**What you are asked to do:** Tally the lines of the records below that include the word "EANs", and write down only that tally.

**Dataset rows describing interfaces:**
· · · ·
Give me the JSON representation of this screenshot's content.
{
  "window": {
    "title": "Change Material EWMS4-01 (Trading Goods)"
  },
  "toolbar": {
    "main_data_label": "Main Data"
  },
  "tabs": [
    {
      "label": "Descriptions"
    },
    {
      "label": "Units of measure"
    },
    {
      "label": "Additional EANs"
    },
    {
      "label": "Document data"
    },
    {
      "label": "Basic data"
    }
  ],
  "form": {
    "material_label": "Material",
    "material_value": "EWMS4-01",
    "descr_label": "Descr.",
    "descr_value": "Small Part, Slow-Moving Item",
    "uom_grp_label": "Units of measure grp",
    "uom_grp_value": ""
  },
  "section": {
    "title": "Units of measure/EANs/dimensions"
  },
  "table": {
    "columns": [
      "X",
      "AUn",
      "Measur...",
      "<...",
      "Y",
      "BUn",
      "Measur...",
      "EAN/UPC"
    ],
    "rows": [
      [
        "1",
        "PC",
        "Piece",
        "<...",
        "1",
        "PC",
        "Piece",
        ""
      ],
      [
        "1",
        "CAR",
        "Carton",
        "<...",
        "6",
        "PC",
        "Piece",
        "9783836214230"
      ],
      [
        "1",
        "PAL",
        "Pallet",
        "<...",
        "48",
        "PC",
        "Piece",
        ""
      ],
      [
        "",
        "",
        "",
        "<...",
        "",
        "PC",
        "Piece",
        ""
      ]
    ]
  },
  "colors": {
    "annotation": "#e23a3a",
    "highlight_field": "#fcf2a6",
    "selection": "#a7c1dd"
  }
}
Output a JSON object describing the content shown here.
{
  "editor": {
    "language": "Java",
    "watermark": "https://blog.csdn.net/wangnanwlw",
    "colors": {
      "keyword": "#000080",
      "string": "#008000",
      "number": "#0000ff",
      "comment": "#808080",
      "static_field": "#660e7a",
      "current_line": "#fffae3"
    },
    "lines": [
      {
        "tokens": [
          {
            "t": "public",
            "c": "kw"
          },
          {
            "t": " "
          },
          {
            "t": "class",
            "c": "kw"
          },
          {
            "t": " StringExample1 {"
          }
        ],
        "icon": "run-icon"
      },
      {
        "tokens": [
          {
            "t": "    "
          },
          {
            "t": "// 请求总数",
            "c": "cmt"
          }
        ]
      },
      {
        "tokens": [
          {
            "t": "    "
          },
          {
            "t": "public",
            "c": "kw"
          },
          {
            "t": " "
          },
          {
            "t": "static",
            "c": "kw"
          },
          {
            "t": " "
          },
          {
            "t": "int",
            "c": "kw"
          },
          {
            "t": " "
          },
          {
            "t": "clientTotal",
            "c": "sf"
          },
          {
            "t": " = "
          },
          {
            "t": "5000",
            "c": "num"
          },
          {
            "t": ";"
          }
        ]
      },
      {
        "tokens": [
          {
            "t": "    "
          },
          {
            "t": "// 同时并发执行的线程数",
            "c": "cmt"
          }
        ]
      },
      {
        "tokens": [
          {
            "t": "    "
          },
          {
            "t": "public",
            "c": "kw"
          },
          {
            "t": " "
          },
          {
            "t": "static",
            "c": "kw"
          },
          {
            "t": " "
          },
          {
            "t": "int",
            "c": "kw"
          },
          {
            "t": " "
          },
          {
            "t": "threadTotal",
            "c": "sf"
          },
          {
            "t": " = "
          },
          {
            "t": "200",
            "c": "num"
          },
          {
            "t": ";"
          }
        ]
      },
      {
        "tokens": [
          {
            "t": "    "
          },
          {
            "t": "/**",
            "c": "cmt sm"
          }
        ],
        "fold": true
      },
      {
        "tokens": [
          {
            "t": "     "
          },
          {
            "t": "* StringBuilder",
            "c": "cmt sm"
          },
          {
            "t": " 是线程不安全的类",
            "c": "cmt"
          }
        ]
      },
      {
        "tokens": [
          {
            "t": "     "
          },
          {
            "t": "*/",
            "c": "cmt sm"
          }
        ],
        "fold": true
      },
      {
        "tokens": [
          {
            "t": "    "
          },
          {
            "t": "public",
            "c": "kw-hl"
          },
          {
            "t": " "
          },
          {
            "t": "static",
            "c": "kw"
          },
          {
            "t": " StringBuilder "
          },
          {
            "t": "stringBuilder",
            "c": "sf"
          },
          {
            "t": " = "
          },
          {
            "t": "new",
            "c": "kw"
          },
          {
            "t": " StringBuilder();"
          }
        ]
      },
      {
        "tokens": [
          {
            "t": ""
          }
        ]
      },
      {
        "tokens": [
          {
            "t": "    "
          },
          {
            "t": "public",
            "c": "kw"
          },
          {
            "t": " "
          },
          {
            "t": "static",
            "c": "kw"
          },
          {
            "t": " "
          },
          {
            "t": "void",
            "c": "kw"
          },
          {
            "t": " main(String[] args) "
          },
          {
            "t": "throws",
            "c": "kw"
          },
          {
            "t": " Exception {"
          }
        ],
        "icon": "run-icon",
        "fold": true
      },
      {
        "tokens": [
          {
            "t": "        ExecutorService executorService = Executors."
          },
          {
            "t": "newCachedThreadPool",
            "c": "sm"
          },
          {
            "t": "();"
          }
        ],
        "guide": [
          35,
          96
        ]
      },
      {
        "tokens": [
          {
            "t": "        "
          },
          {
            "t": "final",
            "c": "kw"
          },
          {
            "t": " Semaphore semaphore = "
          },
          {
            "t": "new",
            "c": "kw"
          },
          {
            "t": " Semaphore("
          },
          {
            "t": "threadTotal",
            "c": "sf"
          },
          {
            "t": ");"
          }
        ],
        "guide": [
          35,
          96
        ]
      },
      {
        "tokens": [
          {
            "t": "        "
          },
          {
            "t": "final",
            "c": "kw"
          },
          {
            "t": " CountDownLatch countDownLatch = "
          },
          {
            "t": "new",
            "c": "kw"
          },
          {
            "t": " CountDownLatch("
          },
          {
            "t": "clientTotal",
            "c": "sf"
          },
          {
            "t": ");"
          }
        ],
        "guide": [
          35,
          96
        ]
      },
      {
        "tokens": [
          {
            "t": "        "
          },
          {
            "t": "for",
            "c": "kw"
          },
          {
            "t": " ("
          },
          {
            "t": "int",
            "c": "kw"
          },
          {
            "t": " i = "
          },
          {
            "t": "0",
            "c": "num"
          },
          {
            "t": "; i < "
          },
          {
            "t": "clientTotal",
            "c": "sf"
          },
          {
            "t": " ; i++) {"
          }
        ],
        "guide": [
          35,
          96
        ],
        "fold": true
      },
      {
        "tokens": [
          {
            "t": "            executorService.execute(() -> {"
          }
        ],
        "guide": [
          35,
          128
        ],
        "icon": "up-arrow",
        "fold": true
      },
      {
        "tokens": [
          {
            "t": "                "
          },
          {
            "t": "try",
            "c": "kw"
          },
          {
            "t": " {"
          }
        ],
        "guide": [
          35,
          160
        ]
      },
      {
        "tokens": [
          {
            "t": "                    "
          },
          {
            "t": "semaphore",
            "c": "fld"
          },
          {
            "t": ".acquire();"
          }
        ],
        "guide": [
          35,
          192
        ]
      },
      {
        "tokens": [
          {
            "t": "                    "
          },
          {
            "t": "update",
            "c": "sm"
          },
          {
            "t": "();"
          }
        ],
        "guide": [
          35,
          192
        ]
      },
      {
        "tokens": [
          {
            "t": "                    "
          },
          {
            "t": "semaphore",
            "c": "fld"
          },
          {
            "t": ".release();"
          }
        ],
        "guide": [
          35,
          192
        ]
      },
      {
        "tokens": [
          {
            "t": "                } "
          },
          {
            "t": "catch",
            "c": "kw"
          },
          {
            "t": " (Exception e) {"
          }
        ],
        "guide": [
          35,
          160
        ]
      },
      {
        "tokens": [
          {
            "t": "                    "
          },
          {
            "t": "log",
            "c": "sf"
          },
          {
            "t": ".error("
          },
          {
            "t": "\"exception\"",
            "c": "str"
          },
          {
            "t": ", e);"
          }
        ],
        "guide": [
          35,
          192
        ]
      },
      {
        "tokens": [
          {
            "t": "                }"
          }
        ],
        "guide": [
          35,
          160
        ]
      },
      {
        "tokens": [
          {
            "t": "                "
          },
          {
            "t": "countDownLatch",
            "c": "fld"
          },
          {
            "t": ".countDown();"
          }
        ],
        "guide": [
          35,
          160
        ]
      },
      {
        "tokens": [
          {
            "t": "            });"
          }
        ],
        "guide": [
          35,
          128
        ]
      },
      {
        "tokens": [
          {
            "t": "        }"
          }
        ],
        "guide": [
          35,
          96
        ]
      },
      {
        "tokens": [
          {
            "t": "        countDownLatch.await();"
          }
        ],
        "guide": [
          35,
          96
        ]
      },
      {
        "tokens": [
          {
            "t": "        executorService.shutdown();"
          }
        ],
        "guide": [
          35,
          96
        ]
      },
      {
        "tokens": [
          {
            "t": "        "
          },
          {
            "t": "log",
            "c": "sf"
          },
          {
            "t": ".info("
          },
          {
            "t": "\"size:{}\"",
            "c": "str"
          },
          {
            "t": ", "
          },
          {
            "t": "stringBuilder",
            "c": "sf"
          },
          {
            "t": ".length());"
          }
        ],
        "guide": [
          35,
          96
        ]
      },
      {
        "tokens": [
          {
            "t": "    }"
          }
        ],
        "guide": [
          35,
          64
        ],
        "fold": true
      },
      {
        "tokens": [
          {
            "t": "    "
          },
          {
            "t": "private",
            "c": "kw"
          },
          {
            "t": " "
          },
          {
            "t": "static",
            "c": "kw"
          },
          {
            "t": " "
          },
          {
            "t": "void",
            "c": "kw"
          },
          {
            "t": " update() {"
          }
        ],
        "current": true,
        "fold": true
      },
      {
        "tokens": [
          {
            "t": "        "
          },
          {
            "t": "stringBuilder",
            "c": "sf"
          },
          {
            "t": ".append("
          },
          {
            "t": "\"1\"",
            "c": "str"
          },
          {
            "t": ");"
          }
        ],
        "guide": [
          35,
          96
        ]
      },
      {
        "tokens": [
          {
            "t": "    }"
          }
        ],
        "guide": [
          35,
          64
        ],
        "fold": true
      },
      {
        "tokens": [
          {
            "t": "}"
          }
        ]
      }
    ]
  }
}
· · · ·
**Result of the exercise:** 2